Monday, August 28, 2006

Earthquake In Paradise

Well, after moving to Hawaii from California 13 years ago, it finally happened . . . I felt an earthquake this evening. My clock said 8:12 pm when my house gave a little wiggle. Daughter #2 said it felt as though the house had been picked up just a little bit and then dropped. In response, my wonderful wife said that that would have been like Dorothy's house landing in OZ! Daughter #3 was upstairs with my wife and was walking across the room at that moment and did not feel a thing. I immediately went outside (to see if the house had landed on a witch or anything) and was immediately struck by the sound of silence.

Back in California earthquakes are always accompanied by the sound of barking dogs. The neighborhood dogs were so quiet that I began to suspect that it hadn't been an earthquake at all.
Until my wonderful wife checked the internet and discovered that there had, indeed, been an earthquake somewhere between the Big Island of Hawaii and the island of Maui. It registered as a 3.2 magnitude quake and, as one researcher commented, it must have been "deep" for it to have been felt throughout the island chain (I have not yet heard if it was felt by anybody on Kauai . . . although I doubt that it was felt that far away).

There have been one or two small jolts that have been felt by a few people here and there on Oahu over the past decade. All these temblers have originated around the perimeter of the Big Island where active volcanic activity still stirs and belches deep beneath the earth.

Earthquakes in Hawaii are not like the California variety which are caused by faultlines in the earth's crust. Hawaii is different in that the entire island chain is drifting westward on a large crustal plate that is constantly being formed and thrust forward by magma rising up from a geological "hot spot" near the Big Island. Every island in the Hawaii chain, from Hawaii to Midway, has been formed over the years at the same spot . . . and then drifted an inch or a few millimeters each year towards Asia (where the crustal plate strikes another, attached to Japan, and dips back under the crust to be recycled).

I have felt large quakes in California and they are very terrifying. The small shake we had tonight was just "interesting." For my children it will be an experience that will help them to put the movement of the earth's surface into perspective.

Tomorrow's newspapers will have quotes and explainations by geologists, vulcanologists, and (undoubtedly) the mayor of Honolulu discussing the what, where, how and why of the whole thing.

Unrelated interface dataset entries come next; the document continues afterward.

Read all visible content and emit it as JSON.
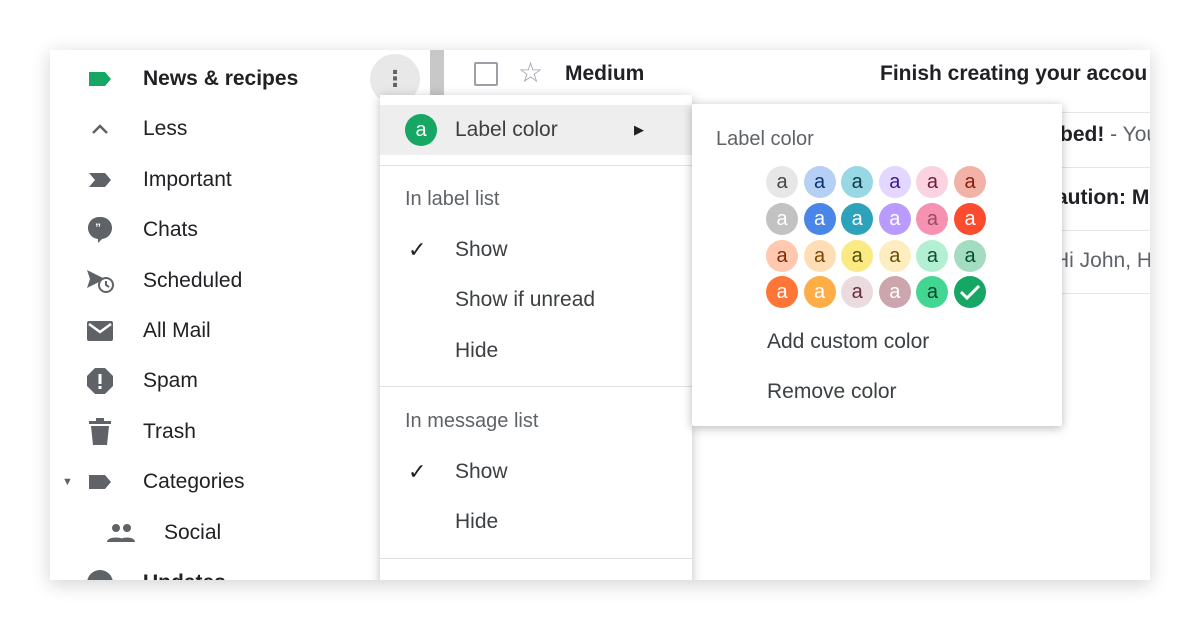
{
  "sidebar": {
    "items": [
      {
        "label": "News & recipes",
        "icon": "label-icon",
        "bold": true
      },
      {
        "label": "Less",
        "icon": "chevron-up-icon"
      },
      {
        "label": "Important",
        "icon": "important-icon"
      },
      {
        "label": "Chats",
        "icon": "chat-icon"
      },
      {
        "label": "Scheduled",
        "icon": "scheduled-icon"
      },
      {
        "label": "All Mail",
        "icon": "mail-icon"
      },
      {
        "label": "Spam",
        "icon": "spam-icon"
      },
      {
        "label": "Trash",
        "icon": "trash-icon"
      },
      {
        "label": "Categories",
        "icon": "label-icon"
      },
      {
        "label": "Social",
        "icon": "people-icon"
      },
      {
        "label": "Updates",
        "icon": "info-icon",
        "bold": true
      }
    ],
    "label_color": "#16a765",
    "more_icon": "more-vert-icon"
  },
  "emails": [
    {
      "sender": "Medium",
      "subject": "Finish creating your accou"
    },
    {
      "subject": "bed!",
      "snippet": " - You"
    },
    {
      "subject": "aution: M",
      "snippet": ""
    },
    {
      "subject": "",
      "snippet": "Hi John, H"
    }
  ],
  "menu": {
    "label_color": "Label color",
    "avatar_letter": "a",
    "in_label_list": "In label list",
    "label_list_options": [
      "Show",
      "Show if unread",
      "Hide"
    ],
    "label_list_selected": "Show",
    "in_message_list": "In message list",
    "message_list_options": [
      "Show",
      "Hide"
    ],
    "message_list_selected": "Show"
  },
  "submenu": {
    "title": "Label color",
    "letter": "a",
    "swatches": [
      [
        [
          "#e7e7e7",
          "#464646"
        ],
        [
          "#b6cff5",
          "#0d3472"
        ],
        [
          "#98d7e4",
          "#0d3b44"
        ],
        [
          "#e3d7ff",
          "#3d188e"
        ],
        [
          "#fbd3e0",
          "#711a36"
        ],
        [
          "#f2b2a8",
          "#8a1c0a"
        ]
      ],
      [
        [
          "#c2c2c2",
          "#ffffff"
        ],
        [
          "#4986e7",
          "#ffffff"
        ],
        [
          "#2da2bb",
          "#ffffff"
        ],
        [
          "#b99aff",
          "#ffffff"
        ],
        [
          "#f691b2",
          "#994a64"
        ],
        [
          "#fb4c2f",
          "#ffffff"
        ]
      ],
      [
        [
          "#ffc8af",
          "#7a2e0b"
        ],
        [
          "#ffdeb5",
          "#7a4706"
        ],
        [
          "#fbe983",
          "#594c05"
        ],
        [
          "#fdedc1",
          "#684e07"
        ],
        [
          "#b3efd3",
          "#0b4f30"
        ],
        [
          "#a2dcc1",
          "#04502e"
        ]
      ],
      [
        [
          "#ff7537",
          "#ffffff"
        ],
        [
          "#ffad46",
          "#ffffff"
        ],
        [
          "#ebdbde",
          "#662e37"
        ],
        [
          "#cca6ac",
          "#ffffff"
        ],
        [
          "#42d692",
          "#094228"
        ],
        [
          "#16a765",
          "#ffffff"
        ]
      ]
    ],
    "selected": "#16a765",
    "add_custom": "Add custom color",
    "remove": "Remove color"
  }
}
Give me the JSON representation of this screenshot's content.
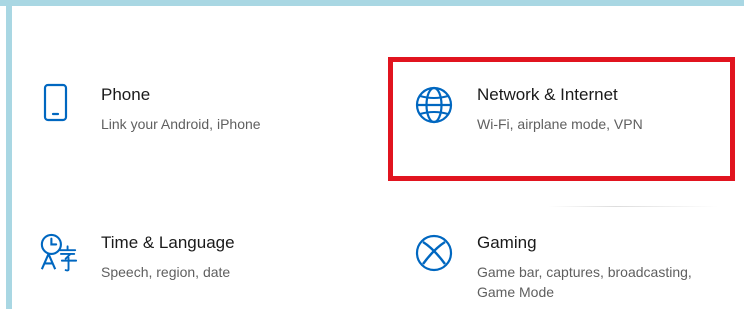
{
  "settings": {
    "tiles": [
      {
        "title": "Phone",
        "description": "Link your Android, iPhone",
        "icon": "phone-icon"
      },
      {
        "title": "Network & Internet",
        "description": "Wi-Fi, airplane mode, VPN",
        "icon": "globe-icon"
      },
      {
        "title": "Time & Language",
        "description": "Speech, region, date",
        "icon": "time-language-icon"
      },
      {
        "title": "Gaming",
        "description": "Game bar, captures, broadcasting, Game Mode",
        "icon": "xbox-icon"
      }
    ]
  },
  "colors": {
    "accent": "#0067c0",
    "highlight": "#e1141f",
    "frame": "#a9d7e3"
  }
}
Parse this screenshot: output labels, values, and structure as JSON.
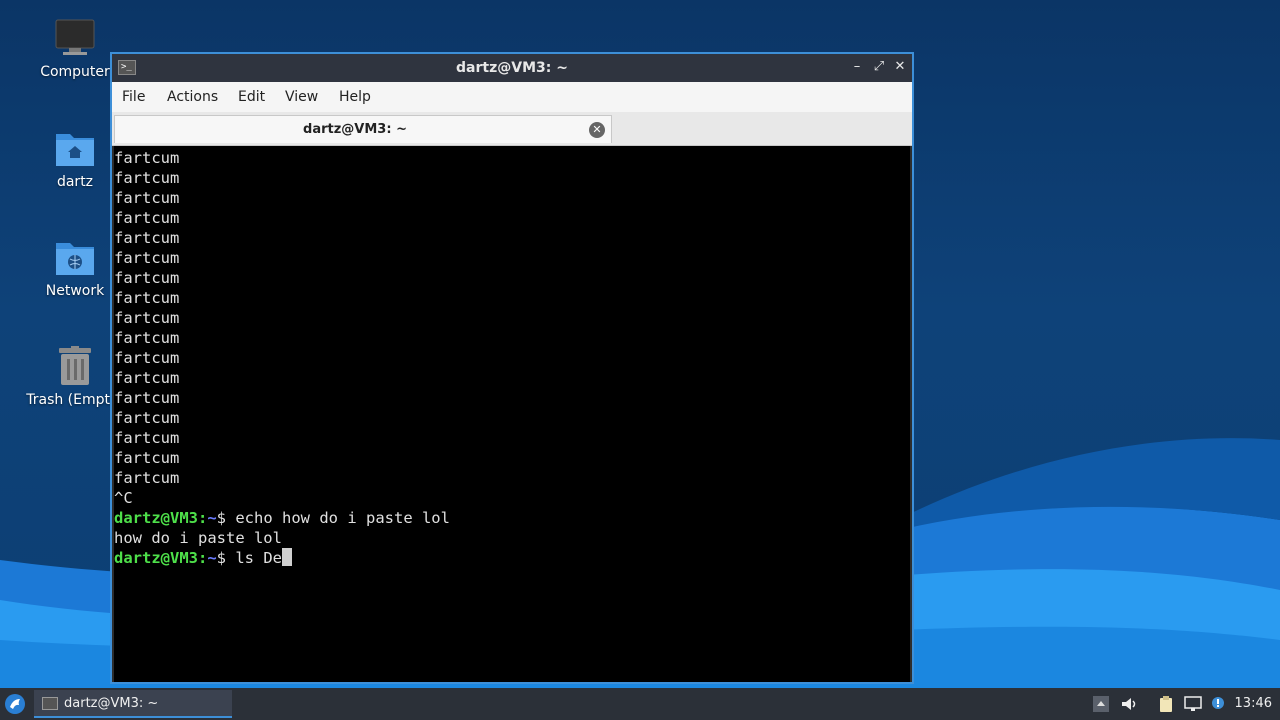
{
  "desktop": {
    "icons": [
      {
        "label": "Computer",
        "icon": "computer-icon"
      },
      {
        "label": "dartz",
        "icon": "home-folder-icon"
      },
      {
        "label": "Network",
        "icon": "network-folder-icon"
      },
      {
        "label": "Trash (Empty)",
        "icon": "trash-icon"
      }
    ]
  },
  "window": {
    "title": "dartz@VM3: ~",
    "controls": {
      "minimize": "–",
      "maximize": "⤢",
      "close": "✕"
    },
    "menu": [
      "File",
      "Actions",
      "Edit",
      "View",
      "Help"
    ],
    "tab": {
      "label": "dartz@VM3: ~",
      "close": "✕"
    }
  },
  "terminal": {
    "output_lines": [
      "fartcum",
      "fartcum",
      "fartcum",
      "fartcum",
      "fartcum",
      "fartcum",
      "fartcum",
      "fartcum",
      "fartcum",
      "fartcum",
      "fartcum",
      "fartcum",
      "fartcum",
      "fartcum",
      "fartcum",
      "fartcum",
      "fartcum",
      "^C"
    ],
    "prompt_user": "dartz@VM3:",
    "prompt_path": "~",
    "prompt_symbol": "$ ",
    "command1": "echo how do i paste lol",
    "output1": "how do i paste lol",
    "command2": "ls De"
  },
  "taskbar": {
    "task_label": "dartz@VM3: ~",
    "clock": "13:46",
    "accent": "#3d8fd8"
  }
}
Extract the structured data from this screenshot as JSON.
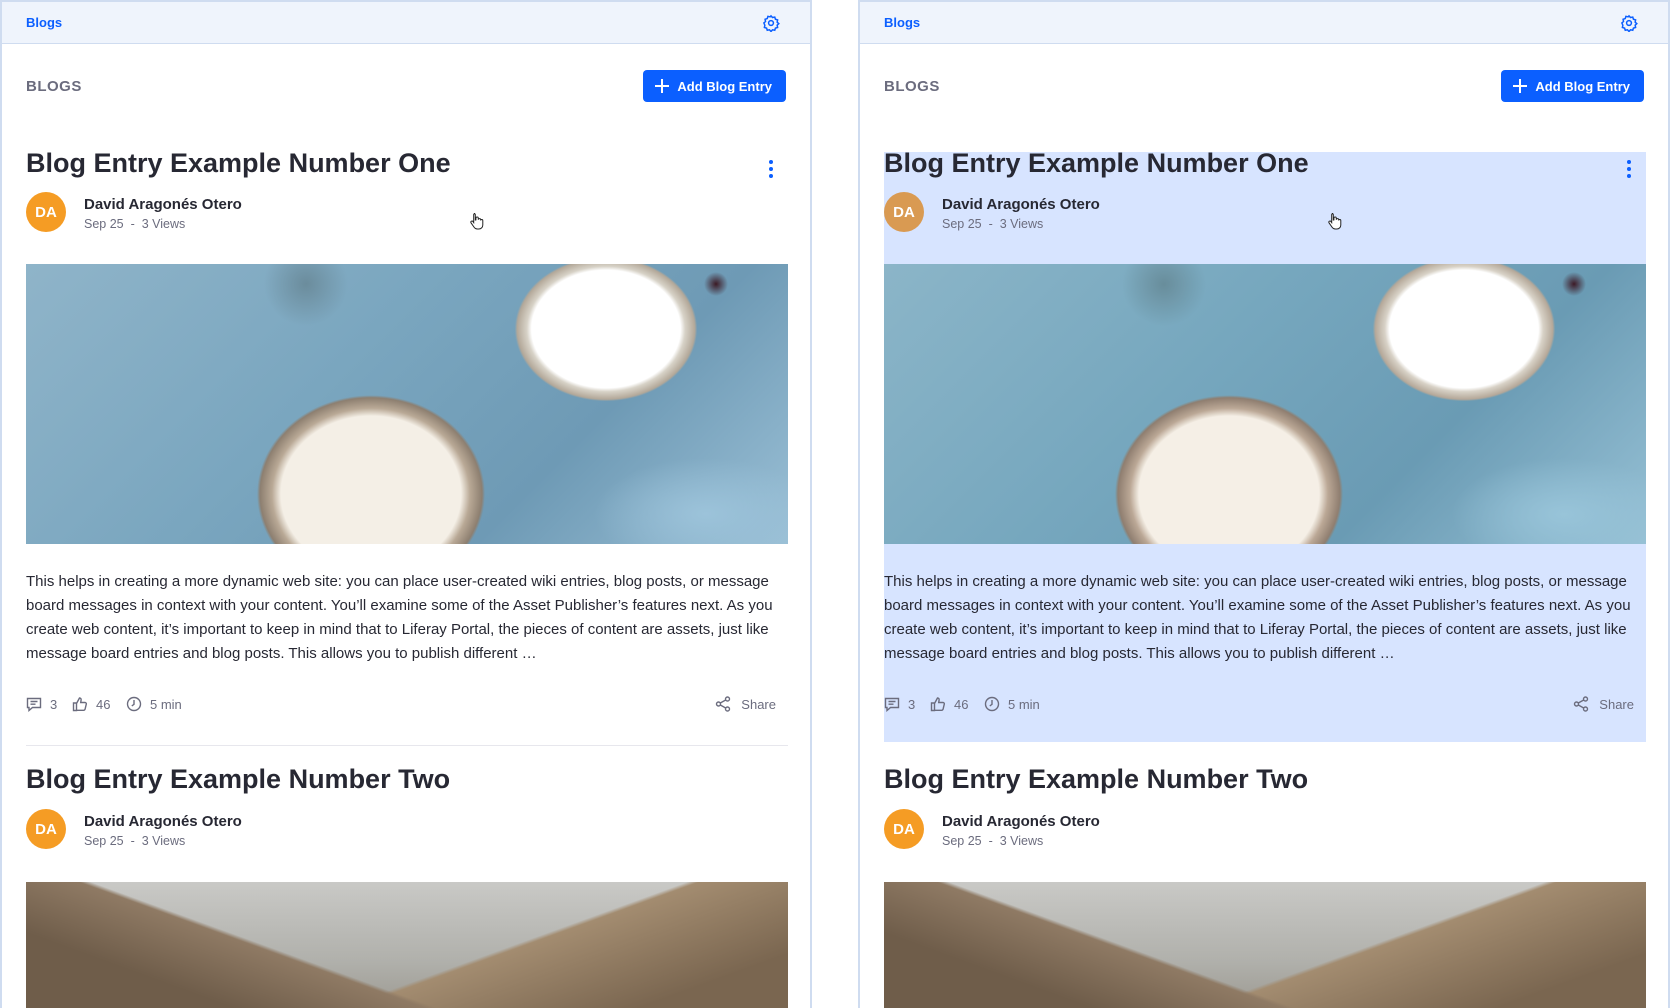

There will probably even be some mention of Civil Defense and emergency response preparation for when the "Big One" might come.

In Hawaii, the danger of damage or destruction from a large earthquake is far less of a concern that the death and destruction that would result from the tsunami that such an earthquake might create.

Even so, I did not hear any of the civil defense sirens going off this evening so, apparently, no one seems to be concerned about any sort of "chain reaction" from one thing leading to another.

So . . . I'll soon be going to bed and will probably wind up dreaming about Elvis Presley. Most likely he will not be singing about "Blue Hawaii." I expect that tonight's tune will be "Shake, Rattle and Roll!"

UPDATE: The latest news at 9:45 pm places the origin of the quake somewhere between Oahu and Molokai and with a magnitude somewhere between a 3 and a 4. This location seems very peculiar to me and will be fascinating for me to read a good explaination of how it came about. I am puzzled by the confusion over its magnitude, however. There is a huge difference between a 3 and a 4 on the Richter scale. Perhaps they will not know the actual size of the quake until they determine how far "down" it was!